### PROBLEM TO SOLVE:
Here is a listing. Repeat it exactly and in its entirety.

### TASK INPUTS:
* * * * *
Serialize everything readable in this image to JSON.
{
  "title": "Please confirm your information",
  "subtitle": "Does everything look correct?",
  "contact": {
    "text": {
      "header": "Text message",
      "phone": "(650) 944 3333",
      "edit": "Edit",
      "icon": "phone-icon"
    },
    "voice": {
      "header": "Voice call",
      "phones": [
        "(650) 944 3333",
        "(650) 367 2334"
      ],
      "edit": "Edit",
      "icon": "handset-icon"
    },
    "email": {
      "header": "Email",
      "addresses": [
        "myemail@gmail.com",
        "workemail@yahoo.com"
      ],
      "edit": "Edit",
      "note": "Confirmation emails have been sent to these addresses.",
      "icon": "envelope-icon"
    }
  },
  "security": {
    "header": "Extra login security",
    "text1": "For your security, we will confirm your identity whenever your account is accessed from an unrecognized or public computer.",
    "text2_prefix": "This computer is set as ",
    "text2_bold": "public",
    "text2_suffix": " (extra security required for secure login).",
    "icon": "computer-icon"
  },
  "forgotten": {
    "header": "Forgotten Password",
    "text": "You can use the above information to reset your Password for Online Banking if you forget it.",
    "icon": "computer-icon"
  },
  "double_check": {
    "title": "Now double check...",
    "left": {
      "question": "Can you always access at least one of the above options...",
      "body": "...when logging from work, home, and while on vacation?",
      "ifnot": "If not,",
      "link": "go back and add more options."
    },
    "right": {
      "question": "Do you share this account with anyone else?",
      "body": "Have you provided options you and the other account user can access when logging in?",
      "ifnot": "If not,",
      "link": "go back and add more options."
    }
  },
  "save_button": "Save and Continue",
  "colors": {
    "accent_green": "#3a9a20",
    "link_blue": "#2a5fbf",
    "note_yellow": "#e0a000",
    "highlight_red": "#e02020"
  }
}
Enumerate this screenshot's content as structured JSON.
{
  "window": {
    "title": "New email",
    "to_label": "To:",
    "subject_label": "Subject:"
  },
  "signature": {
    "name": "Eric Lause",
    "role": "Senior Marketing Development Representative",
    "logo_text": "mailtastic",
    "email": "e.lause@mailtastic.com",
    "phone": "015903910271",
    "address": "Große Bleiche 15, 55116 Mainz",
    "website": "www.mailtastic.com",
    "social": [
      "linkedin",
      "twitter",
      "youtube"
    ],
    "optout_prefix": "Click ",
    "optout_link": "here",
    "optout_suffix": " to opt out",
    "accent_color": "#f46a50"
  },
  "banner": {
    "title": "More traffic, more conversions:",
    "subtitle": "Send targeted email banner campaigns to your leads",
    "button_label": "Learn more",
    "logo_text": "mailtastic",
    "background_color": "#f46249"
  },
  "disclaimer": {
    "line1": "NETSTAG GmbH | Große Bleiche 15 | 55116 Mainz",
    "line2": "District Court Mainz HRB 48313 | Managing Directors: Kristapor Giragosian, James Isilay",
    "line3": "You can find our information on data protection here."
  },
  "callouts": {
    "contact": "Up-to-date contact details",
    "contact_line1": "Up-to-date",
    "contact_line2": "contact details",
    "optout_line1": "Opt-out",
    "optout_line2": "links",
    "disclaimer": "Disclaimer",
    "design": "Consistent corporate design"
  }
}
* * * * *
### RESULT:
Serialize everything readable in this image to JSON.
{
  "title": "Please confirm your information",
  "subtitle": "Does everything look correct?",
  "contact": {
    "text": {
      "header": "Text message",
      "phone": "(650) 944 3333",
      "edit": "Edit",
      "icon": "phone-icon"
    },
    "voice": {
      "header": "Voice call",
      "phones": [
        "(650) 944 3333",
        "(650) 367 2334"
      ],
      "edit": "Edit",
      "icon": "handset-icon"
    },
    "email": {
      "header": "Email",
      "addresses": [
        "myemail@gmail.com",
        "workemail@yahoo.com"
      ],
      "edit": "Edit",
      "note": "Confirmation emails have been sent to these addresses.",
      "icon": "envelope-icon"
    }
  },
  "security": {
    "header": "Extra login security",
    "text1": "For your security, we will confirm your identity whenever your account is accessed from an unrecognized or public computer.",
    "text2_prefix": "This computer is set as ",
    "text2_bold": "public",
    "text2_suffix": " (extra security required for secure login).",
    "icon": "computer-icon"
  },
  "forgotten": {
    "header": "Forgotten Password",
    "text": "You can use the above information to reset your Password for Online Banking if you forget it.",
    "icon": "computer-icon"
  },
  "double_check": {
    "title": "Now double check...",
    "left": {
      "question": "Can you always access at least one of the above options...",
      "body": "...when logging from work, home, and while on vacation?",
      "ifnot": "If not,",
      "link": "go back and add more options."
    },
    "right": {
      "question": "Do you share this account with anyone else?",
      "body": "Have you provided options you and the other account user can access when logging in?",
      "ifnot": "If not,",
      "link": "go back and add more options."
    }
  },
  "save_button": "Save and Continue",
  "colors": {
    "accent_green": "#3a9a20",
    "link_blue": "#2a5fbf",
    "note_yellow": "#e0a000",
    "highlight_red": "#e02020"
  }
}
Enumerate this screenshot's content as structured JSON.
{
  "window": {
    "title": "New email",
    "to_label": "To:",
    "subject_label": "Subject:"
  },
  "signature": {
    "name": "Eric Lause",
    "role": "Senior Marketing Development Representative",
    "logo_text": "mailtastic",
    "email": "e.lause@mailtastic.com",
    "phone": "015903910271",
    "address": "Große Bleiche 15, 55116 Mainz",
    "website": "www.mailtastic.com",
    "social": [
      "linkedin",
      "twitter",
      "youtube"
    ],
    "optout_prefix": "Click ",
    "optout_link": "here",
    "optout_suffix": " to opt out",
    "accent_color": "#f46a50"
  },
  "banner": {
    "title": "More traffic, more conversions:",
    "subtitle": "Send targeted email banner campaigns to your leads",
    "button_label": "Learn more",
    "logo_text": "mailtastic",
    "background_color": "#f46249"
  },
  "disclaimer": {
    "line1": "NETSTAG GmbH | Große Bleiche 15 | 55116 Mainz",
    "line2": "District Court Mainz HRB 48313 | Managing Directors: Kristapor Giragosian, James Isilay",
    "line3": "You can find our information on data protection here."
  },
  "callouts": {
    "contact": "Up-to-date contact details",
    "contact_line1": "Up-to-date",
    "contact_line2": "contact details",
    "optout_line1": "Opt-out",
    "optout_line2": "links",
    "disclaimer": "Disclaimer",
    "design": "Consistent corporate design"
  }
}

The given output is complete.